The solution was unpretty, unglamorous grunt work. I always record interviews and often transcribe them myself (I’m a really fast typist). Getting through all the hours Leymah and I spent together was something beyond horrendous, but it also acclimated my ear to her inflections, then moved the rhythm inside me so thoroughly that when I wrote in her voice I could “hear” when it sounded right. Between interview sessions, I read every speech and interview Leymah had ever given and did compulsive amounts of research on Liberia and the civil war, reading newspaper reports in both U.S. and African publications, as well as magazine features and academic books and papers, with a special concentration on events that I knew had affected Leymah.
Without this work, I simply couldn’t have asked the right questions.
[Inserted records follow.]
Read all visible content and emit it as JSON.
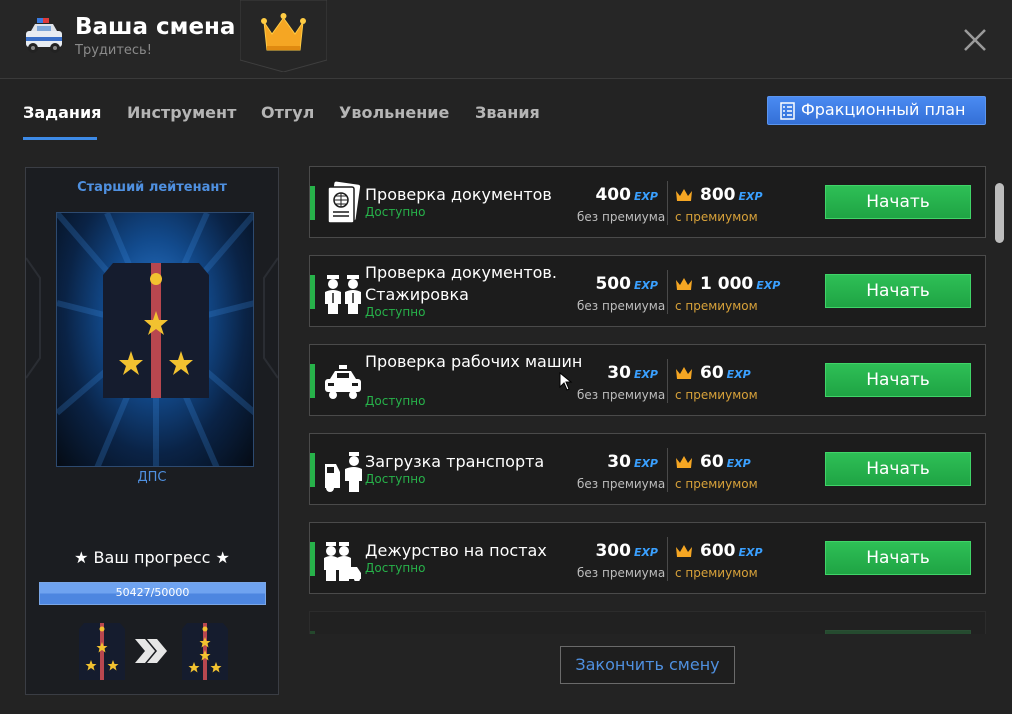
{
  "header": {
    "title": "Ваша смена",
    "subtitle": "Трудитесь!"
  },
  "tabs": [
    {
      "label": "Задания",
      "active": true
    },
    {
      "label": "Инструмент",
      "active": false
    },
    {
      "label": "Отгул",
      "active": false
    },
    {
      "label": "Увольнение",
      "active": false
    },
    {
      "label": "Звания",
      "active": false
    }
  ],
  "faction_button": {
    "label": "Фракционный план"
  },
  "rank": {
    "title": "Старший лейтенант",
    "department": "ДПС",
    "progress_label": "★ Ваш прогресс ★",
    "progress_current": 50427,
    "progress_max": 50000,
    "progress_text": "50427/50000",
    "progress_fraction": 1.0
  },
  "exp_tag": "EXP",
  "tasks": [
    {
      "name": "Проверка документов",
      "status": "Доступно",
      "exp_base": "400",
      "base_label": "без премиума",
      "exp_premium": "800",
      "premium_label": "с премиумом",
      "button": "Начать",
      "icon": "passport-icon"
    },
    {
      "name": "Проверка документов. Стажировка",
      "status": "Доступно",
      "exp_base": "500",
      "base_label": "без премиума",
      "exp_premium": "1 000",
      "premium_label": "с премиумом",
      "button": "Начать",
      "icon": "officers-icon"
    },
    {
      "name": "Проверка рабочих машин",
      "status": "Доступно",
      "exp_base": "30",
      "base_label": "без премиума",
      "exp_premium": "60",
      "premium_label": "с премиумом",
      "button": "Начать",
      "icon": "police-car-icon"
    },
    {
      "name": "Загрузка транспорта",
      "status": "Доступно",
      "exp_base": "30",
      "base_label": "без премиума",
      "exp_premium": "60",
      "premium_label": "с премиумом",
      "button": "Начать",
      "icon": "tow-icon"
    },
    {
      "name": "Дежурство на постах",
      "status": "Доступно",
      "exp_base": "300",
      "base_label": "без премиума",
      "exp_premium": "600",
      "premium_label": "с премиумом",
      "button": "Начать",
      "icon": "patrol-icon"
    }
  ],
  "end_shift_button": "Закончить смену",
  "colors": {
    "accent_blue": "#3d8ae6",
    "available_green": "#27b24a",
    "premium_gold": "#d8a23a",
    "start_button": "#2ebf56"
  }
}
In 1991, for instance, Leymah returned to Liberia after a year in a refugee camp. If I hadn’t learned that the capital’s plumbing had been destroyed by then, I wouldn’t have known to ask “How did you get water?” and she, for whom this lack was too much a given to mention, wouldn’t have brought it up. In 1996, Leymah and her family again fled Liberia, this time on the freighter Bulk Challenge, a journey so horrific that she would speak of it only in generalities. I used what I’d learned of the voyage from American newspapers to ask the kind of specific questions that eventually brought out the whole story.
Research also helped me put Leymah’s experiences in a wider context. Someone in the midst of a historical event like a war knows what’s happening to her, but not necessarily what’s going on with others, not to mention the outside forces that are fueling the conflict. Those facts were crucial to a global audience that didn’t know Liberian history, and details that weren’t part of Leymah’s personal story deepened the overall tragedy of the war, making Leymah’s work to end it even more remarkable. Watching YouTube videos that included wartime footage and chilling interviews with young soldiers, and seeing photographs, notably those taken by Carolyn Cole of the LA Times, helped me feel the reality of life during that time. And, of course, visiting Liberia to meet Leymah’s family and see where she’d lived and worked helped in a big way, though I didn’t get to go until I was well into writing.
Praise for Mighty Be Our Powers from people as diverse as Archbishop Desmond Tutu and Sheryl Sandberg, COO of Facebook, as well as from magazines as varied as Newsweek, Oprah, and Forbes, told me that my effort to tell Leymah’s story had succeeded. An even more important cheer came from Leymah herself: “It’s almost frightening, “ she said, “how deeply you’ve gotten into my head.”
Carol Mithers is a Los Angeles–based book author, feature writer, and collaborator known for her storytelling skills and ability to explore social and women’s issues in a human, compelling way. She has written for the Los Angeles and New York Times, the Village Voice, and L.A. Weekly, O the Oprah Magazine, Town & Country, Architectural Digest, Parenting, Glamour, Self, and Ladies Home Journal.